Atla Product Specialist Cristina Ochoa recently sat down with Atla Director of Business Development Margot Lyon to discuss how the company has worked to support alumni, clergy, and other unaffiliated scholars with their continuing research pursuits in religion and theology.

CO: You’ve been at Atla for more than 16 years as Director of Business Development. Can you tell me about the origins of the alumni program and how it was developed?

ML: When I first joined Atla in 2004, we realized there was a need in the marketplace for alumni tools. We initially heard many stories from our members that clergy, unlike professionals in medical and legal professions, for example, may not have the resources to continue purchasing the same research tools that they used when they were in seminary. In 2007, we approached our longtime supporter, Lilly Endowment Inc. and received a $1.2 million dollar grant to support alumni access and content development.

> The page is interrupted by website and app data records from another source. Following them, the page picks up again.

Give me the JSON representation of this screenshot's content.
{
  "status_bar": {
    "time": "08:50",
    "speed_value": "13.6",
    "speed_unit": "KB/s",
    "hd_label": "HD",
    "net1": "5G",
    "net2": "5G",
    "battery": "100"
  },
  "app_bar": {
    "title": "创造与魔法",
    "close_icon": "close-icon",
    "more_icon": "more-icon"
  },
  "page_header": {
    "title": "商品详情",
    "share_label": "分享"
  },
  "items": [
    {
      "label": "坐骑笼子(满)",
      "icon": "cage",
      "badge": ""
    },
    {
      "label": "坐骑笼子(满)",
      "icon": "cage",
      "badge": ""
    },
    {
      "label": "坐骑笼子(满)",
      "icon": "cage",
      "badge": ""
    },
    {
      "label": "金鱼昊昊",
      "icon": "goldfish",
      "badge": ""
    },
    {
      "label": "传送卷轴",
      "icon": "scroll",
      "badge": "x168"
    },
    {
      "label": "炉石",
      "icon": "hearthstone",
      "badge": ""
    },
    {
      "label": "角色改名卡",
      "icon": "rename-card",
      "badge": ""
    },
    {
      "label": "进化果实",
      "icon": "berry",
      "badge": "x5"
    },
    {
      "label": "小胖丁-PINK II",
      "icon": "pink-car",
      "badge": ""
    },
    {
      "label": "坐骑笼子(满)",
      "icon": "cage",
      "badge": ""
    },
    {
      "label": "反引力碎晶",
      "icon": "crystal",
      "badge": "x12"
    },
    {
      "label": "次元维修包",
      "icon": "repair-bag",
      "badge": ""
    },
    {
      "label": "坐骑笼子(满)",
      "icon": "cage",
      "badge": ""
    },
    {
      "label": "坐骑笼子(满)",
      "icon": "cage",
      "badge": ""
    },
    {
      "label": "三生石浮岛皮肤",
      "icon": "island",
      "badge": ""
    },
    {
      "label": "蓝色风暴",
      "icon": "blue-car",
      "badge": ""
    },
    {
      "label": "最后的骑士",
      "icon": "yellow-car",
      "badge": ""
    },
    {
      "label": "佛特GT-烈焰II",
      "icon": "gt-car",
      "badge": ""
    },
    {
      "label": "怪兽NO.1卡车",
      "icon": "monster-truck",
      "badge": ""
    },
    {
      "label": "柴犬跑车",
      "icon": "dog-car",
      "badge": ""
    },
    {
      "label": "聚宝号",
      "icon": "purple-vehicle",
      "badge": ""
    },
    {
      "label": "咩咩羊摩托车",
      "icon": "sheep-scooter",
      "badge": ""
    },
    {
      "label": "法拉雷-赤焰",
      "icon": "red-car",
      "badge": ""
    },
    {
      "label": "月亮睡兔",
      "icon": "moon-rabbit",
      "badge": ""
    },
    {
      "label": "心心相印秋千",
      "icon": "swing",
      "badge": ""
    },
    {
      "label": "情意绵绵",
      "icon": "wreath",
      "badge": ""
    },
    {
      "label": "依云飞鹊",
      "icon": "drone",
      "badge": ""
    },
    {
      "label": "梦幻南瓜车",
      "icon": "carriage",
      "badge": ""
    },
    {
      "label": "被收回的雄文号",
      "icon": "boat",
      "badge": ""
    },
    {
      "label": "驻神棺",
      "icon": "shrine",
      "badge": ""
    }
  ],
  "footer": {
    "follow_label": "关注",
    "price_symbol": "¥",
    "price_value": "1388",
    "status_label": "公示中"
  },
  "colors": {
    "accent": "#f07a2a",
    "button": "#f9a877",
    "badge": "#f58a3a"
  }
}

The main goals of the grant were to provide an important resource (full-text collections) that each seminary or school could provide to its graduates, giving them access to the same resources they depended upon while in school. We felt that geographic distance and/or isolation from the school should not be a barrier to clergy having access to this rich resource.

The grant also enabled clergy in the smallest communities of worship to have the same access to theological literature as clergy at the most prestigious and prosperous places.

Additionally, the grant supported the continued diversity of opinion and theological outlook in content that Atla provided. Since many of the participating journals in Atla research tools are published by seminaries or societies as a labor of love, they often are economically fragile and vulnerable to large commercial enterprises.

CO: The Lilly Endowment grant seems robust. How long was funding to member schools offered?

ML: The initial Lilly Endowment grant funded was then called “ATLAS for ALUM,” which supported subscriptions for Atla member schools from 2007-2011. After the grant funding was over, about 85 percent of the schools continued on and funded their own alumni subscriptions. Today more than 133 schools offer Atla Alum tools. While the most popular offerings are for the full-text collections, AtlaSerials® (Atlas®) for Alum and AtlaSerials PLUS® (Atlas PLUS®) for Alum, some sites also offer Atla Religion Database® (Atla RDB®) for Alum.

CO: You mentioned that the grant supported access to Atla for Alum research tools, as well as content development. Can you expand upon that initiative?

ML: Of course. The funding also supported securing licenses for historically significant, ceased titles, also known as ceased journals. Many ceased journals were seminal publications in their time, often with devoted readerships in communities that no longer exist in the same form. Many also stopped printing before digital archiving, relegating them to hard-to-locate special archives or personal collections. Atla’s in-house team of subject matter experts continues to be committed to seeking out these historically significant publications, assisting in their preservation, and ensuring their scholarly significance persists. Examples of these ceased journals include Christianity and Crisis: A Christian Journal of Opinion, Sisters Today, and The Shaker Quarterly.

CO: Looking back on the progress made, what would you say are some of the success stories of the program?

ML: To me, I’m proud of this program and, broadly speaking, its relationship to Atla’s mission of fostering the study of religion and theology.

It's compelling to hear from our members that this program helps build bridges from libraries to alumni relations and development offices at our member institutions, as they seek ways to promote and collaborate on the offerings.

It’s also rewarding to hear stories of how alumni access has helped clergy and chaplains in the field. For example, one alum once told us a compelling story of how they were a hospital chaplain and used Atlas to look up basic information on the Baha’i faith before they went into a patient’s room. The information they were able to find in Atlas helped them familiarize themselves with a faith tradition beyond their own.

Finally, Atla sees this program as a way of serving independent scholars who may not have access to our tools via an institutional affiliation. As one initiative, in April of last year in the midst of the pandemic, we worked with the Society of Biblical Literature (SBL) to heavily promote the resource. In the months after the promotion, we saw an increase in usage of the alum resources. 

Learn More

Not a subscriber? Atla Alum tools are available on EBSCOhost® or EBSCO Discovery Service™. Learn more about free trials of Atla databases

Already a subscriber and want to make sure your students know? Update your alum listing on Atla’s website.

Continue the Conversation – Live Webinar

Atla and EBSCO invite you to take part in a free webinar “Collectors & Connectors: Supporting the Scholarly Study of Religion and Theology” on May 5 at 1pm ET.